[App and web page records]

########

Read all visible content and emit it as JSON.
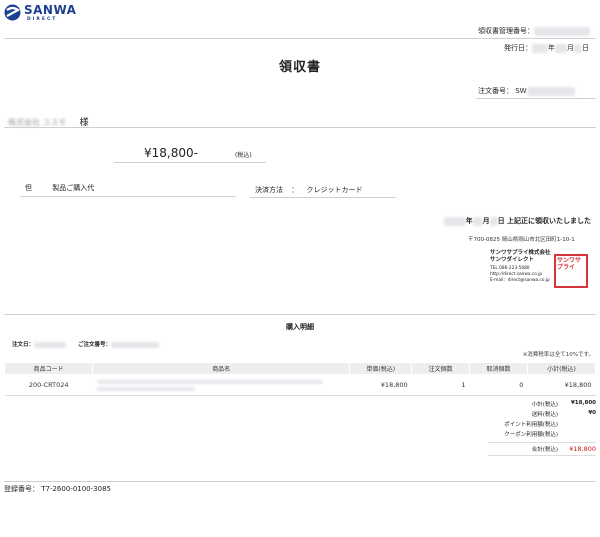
{
  "header": {
    "logo_text": "SANWA",
    "logo_sub": "DIRECT",
    "receipt_mgmt_label": "領収書管理番号：",
    "issue_label": "発行日：",
    "year_suffix": "年",
    "month_suffix": "月",
    "day_suffix": "日"
  },
  "title": "領収書",
  "order": {
    "label": "注文番号：",
    "prefix": "SW"
  },
  "recipient": {
    "name": "株式会社 ユスモ",
    "suffix": "様"
  },
  "amount": {
    "value": "¥18,800-",
    "tax_note": "(税込)"
  },
  "purpose": {
    "label": "但",
    "value": "製品ご購入代"
  },
  "payment": {
    "label": "決済方法",
    "colon": "：",
    "value": "クレジットカード"
  },
  "received": {
    "year_suffix": "年",
    "month_suffix": "月",
    "text": "日 上記正に領収いたしました"
  },
  "issuer": {
    "address": "〒700-0825 岡山県岡山市北区田町1-10-1",
    "company": "サンワサプライ株式会社",
    "brand": "サンワダイレクト",
    "tel": "TEL 086-223-5680",
    "url": "http://direct.sanwa.co.jp",
    "email": "E-mail：direct@sanwa.co.jp",
    "seal_text": "サンワサプライ"
  },
  "details": {
    "title": "購入明細",
    "order_date_label": "注文日：",
    "customer_order_label": "ご注文番号：",
    "tax_note": "※消費税率は全て10%です。",
    "columns": [
      "商品コード",
      "商品名",
      "単価(税込)",
      "注文個数",
      "取消個数",
      "小計(税込)"
    ],
    "rows": [
      {
        "code": "200-CRT024",
        "name": "",
        "unit_price": "¥18,800",
        "qty": "1",
        "canceled": "0",
        "subtotal": "¥18,800"
      }
    ]
  },
  "totals": [
    {
      "label": "小計(税込)",
      "value": "¥18,800"
    },
    {
      "label": "送料(税込)",
      "value": "¥0"
    },
    {
      "label": "ポイント利用額(税込)",
      "value": ""
    },
    {
      "label": "クーポン利用額(税込)",
      "value": ""
    },
    {
      "label": "合計(税込)",
      "value": "¥18,800"
    }
  ],
  "footer": {
    "registration": "登録番号： T7-2600-0100-3085"
  },
  "colors": {
    "accent": "#d0121b",
    "logo": "#1d3f8f"
  }
}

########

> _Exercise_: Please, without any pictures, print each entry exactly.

> _Finished task_:
Read all visible content and emit it as JSON.
{
  "header": {
    "logo_text": "SANWA",
    "logo_sub": "DIRECT",
    "receipt_mgmt_label": "領収書管理番号：",
    "issue_label": "発行日：",
    "year_suffix": "年",
    "month_suffix": "月",
    "day_suffix": "日"
  },
  "title": "領収書",
  "order": {
    "label": "注文番号：",
    "prefix": "SW"
  },
  "recipient": {
    "name": "株式会社 ユスモ",
    "suffix": "様"
  },
  "amount": {
    "value": "¥18,800-",
    "tax_note": "(税込)"
  },
  "purpose": {
    "label": "但",
    "value": "製品ご購入代"
  },
  "payment": {
    "label": "決済方法",
    "colon": "：",
    "value": "クレジットカード"
  },
  "received": {
    "year_suffix": "年",
    "month_suffix": "月",
    "text": "日 上記正に領収いたしました"
  },
  "issuer": {
    "address": "〒700-0825 岡山県岡山市北区田町1-10-1",
    "company": "サンワサプライ株式会社",
    "brand": "サンワダイレクト",
    "tel": "TEL 086-223-5680",
    "url": "http://direct.sanwa.co.jp",
    "email": "E-mail：direct@sanwa.co.jp",
    "seal_text": "サンワサプライ"
  },
  "details": {
    "title": "購入明細",
    "order_date_label": "注文日：",
    "customer_order_label": "ご注文番号：",
    "tax_note": "※消費税率は全て10%です。",
    "columns": [
      "商品コード",
      "商品名",
      "単価(税込)",
      "注文個数",
      "取消個数",
      "小計(税込)"
    ],
    "rows": [
      {
        "code": "200-CRT024",
        "name": "",
        "unit_price": "¥18,800",
        "qty": "1",
        "canceled": "0",
        "subtotal": "¥18,800"
      }
    ]
  },
  "totals": [
    {
      "label": "小計(税込)",
      "value": "¥18,800"
    },
    {
      "label": "送料(税込)",
      "value": "¥0"
    },
    {
      "label": "ポイント利用額(税込)",
      "value": ""
    },
    {
      "label": "クーポン利用額(税込)",
      "value": ""
    },
    {
      "label": "合計(税込)",
      "value": "¥18,800"
    }
  ],
  "footer": {
    "registration": "登録番号： T7-2600-0100-3085"
  },
  "colors": {
    "accent": "#d0121b",
    "logo": "#1d3f8f"
  }
}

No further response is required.